----- Material for this task

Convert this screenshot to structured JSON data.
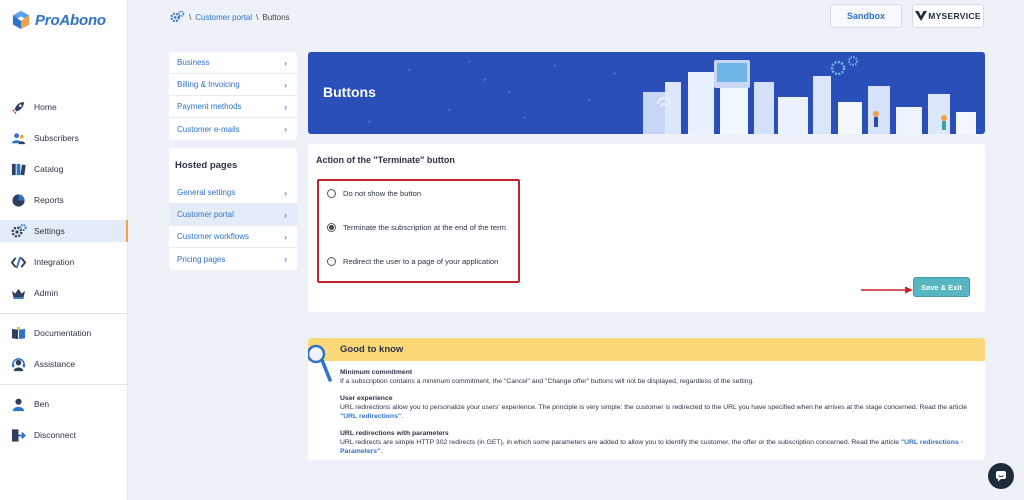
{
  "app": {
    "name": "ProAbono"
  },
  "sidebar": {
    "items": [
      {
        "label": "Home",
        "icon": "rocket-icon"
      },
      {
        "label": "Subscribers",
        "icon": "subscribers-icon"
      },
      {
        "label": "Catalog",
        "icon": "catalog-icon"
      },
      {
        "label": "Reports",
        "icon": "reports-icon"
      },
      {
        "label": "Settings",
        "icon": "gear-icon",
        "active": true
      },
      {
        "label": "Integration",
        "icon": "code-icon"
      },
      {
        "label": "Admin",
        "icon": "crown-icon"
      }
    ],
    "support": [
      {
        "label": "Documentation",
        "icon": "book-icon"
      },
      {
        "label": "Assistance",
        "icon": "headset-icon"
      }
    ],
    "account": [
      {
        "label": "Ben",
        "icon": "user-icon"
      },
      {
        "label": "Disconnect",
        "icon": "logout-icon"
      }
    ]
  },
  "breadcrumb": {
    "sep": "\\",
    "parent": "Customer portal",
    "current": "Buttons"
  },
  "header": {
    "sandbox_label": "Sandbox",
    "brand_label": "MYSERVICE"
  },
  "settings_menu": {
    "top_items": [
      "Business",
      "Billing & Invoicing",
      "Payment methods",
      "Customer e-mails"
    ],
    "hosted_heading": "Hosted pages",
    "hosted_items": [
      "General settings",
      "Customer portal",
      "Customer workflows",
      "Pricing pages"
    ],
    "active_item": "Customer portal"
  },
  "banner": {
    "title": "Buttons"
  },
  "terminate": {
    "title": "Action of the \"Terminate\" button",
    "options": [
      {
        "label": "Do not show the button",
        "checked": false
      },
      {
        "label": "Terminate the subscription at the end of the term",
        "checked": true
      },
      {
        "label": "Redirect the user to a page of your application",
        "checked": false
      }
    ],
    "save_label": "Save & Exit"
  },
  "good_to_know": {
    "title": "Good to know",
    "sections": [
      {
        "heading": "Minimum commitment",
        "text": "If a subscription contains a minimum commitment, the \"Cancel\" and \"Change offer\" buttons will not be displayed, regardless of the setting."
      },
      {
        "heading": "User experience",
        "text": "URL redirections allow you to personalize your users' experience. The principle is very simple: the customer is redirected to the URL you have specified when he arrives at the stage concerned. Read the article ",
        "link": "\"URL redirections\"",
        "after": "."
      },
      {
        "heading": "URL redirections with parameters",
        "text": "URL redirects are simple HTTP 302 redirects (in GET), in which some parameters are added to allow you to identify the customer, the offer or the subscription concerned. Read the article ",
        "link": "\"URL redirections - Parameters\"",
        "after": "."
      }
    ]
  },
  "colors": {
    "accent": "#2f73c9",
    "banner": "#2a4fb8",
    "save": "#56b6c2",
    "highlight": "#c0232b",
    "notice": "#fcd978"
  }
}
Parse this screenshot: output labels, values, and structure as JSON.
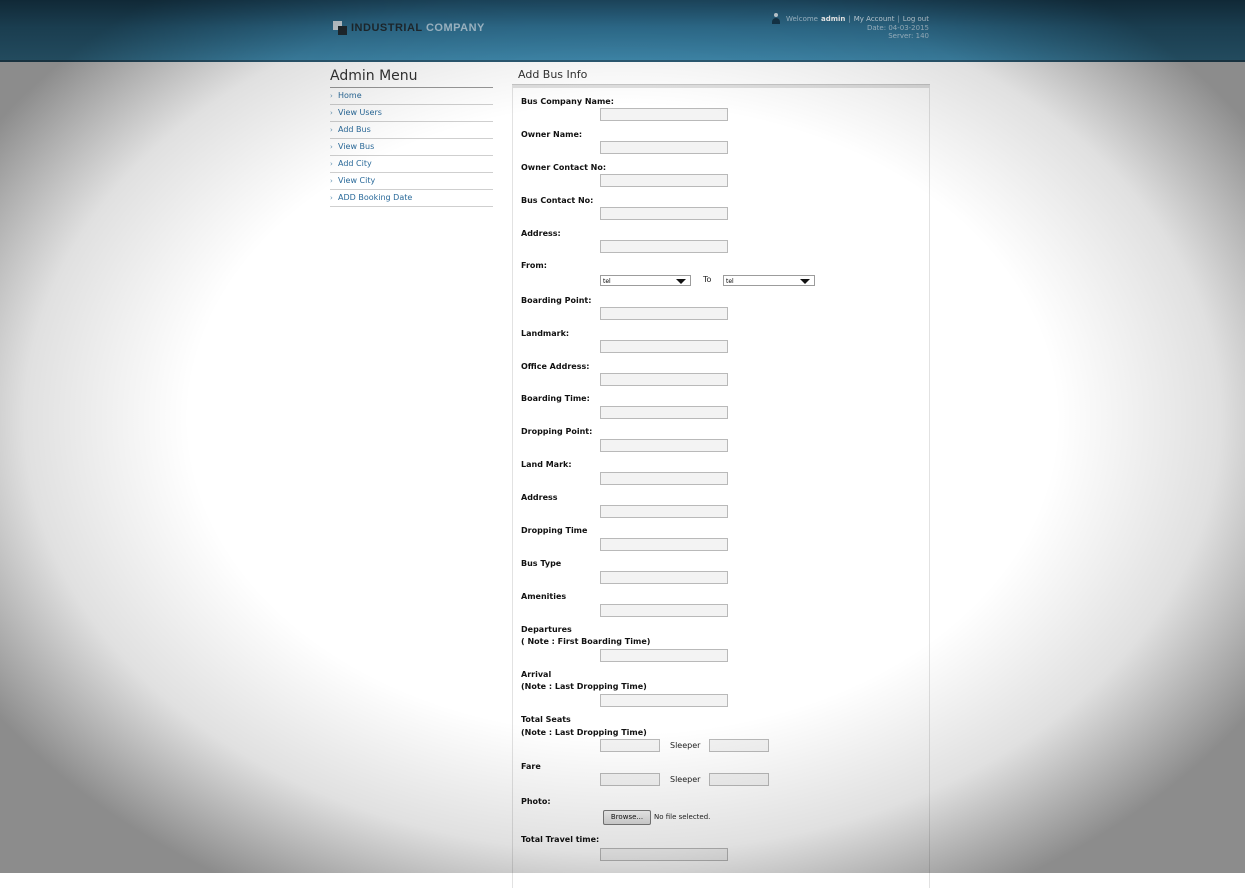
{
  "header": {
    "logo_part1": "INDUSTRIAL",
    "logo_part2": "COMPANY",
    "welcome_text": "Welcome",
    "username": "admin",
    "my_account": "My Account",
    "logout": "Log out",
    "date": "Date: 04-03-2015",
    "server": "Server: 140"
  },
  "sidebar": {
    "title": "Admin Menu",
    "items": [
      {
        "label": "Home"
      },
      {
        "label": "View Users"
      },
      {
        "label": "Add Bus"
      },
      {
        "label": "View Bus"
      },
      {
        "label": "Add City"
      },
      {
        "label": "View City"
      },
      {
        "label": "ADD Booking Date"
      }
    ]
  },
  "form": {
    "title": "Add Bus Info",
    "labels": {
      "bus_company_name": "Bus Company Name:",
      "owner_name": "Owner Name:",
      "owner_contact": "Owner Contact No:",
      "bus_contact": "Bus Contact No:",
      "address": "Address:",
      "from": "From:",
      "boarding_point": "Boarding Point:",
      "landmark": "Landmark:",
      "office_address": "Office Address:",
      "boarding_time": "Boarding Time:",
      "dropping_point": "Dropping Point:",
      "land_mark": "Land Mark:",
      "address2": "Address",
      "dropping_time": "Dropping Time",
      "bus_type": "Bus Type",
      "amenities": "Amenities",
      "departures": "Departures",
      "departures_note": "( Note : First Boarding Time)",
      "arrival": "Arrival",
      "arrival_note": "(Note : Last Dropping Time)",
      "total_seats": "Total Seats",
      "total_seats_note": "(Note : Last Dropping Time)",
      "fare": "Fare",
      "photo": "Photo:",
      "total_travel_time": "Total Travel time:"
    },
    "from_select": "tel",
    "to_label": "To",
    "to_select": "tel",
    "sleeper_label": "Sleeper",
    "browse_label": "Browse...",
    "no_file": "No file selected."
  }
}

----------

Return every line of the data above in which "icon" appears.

_Task solution_
        "icon": "rocket-icon"
        "icon": "subscribers-icon"
        "icon": "catalog-icon"
        "icon": "reports-icon"
        "icon": "gear-icon",
        "icon": "code-icon"
        "icon": "crown-icon"
        "icon": "book-icon"
        "icon": "headset-icon"
        "icon": "user-icon"
        "icon": "logout-icon"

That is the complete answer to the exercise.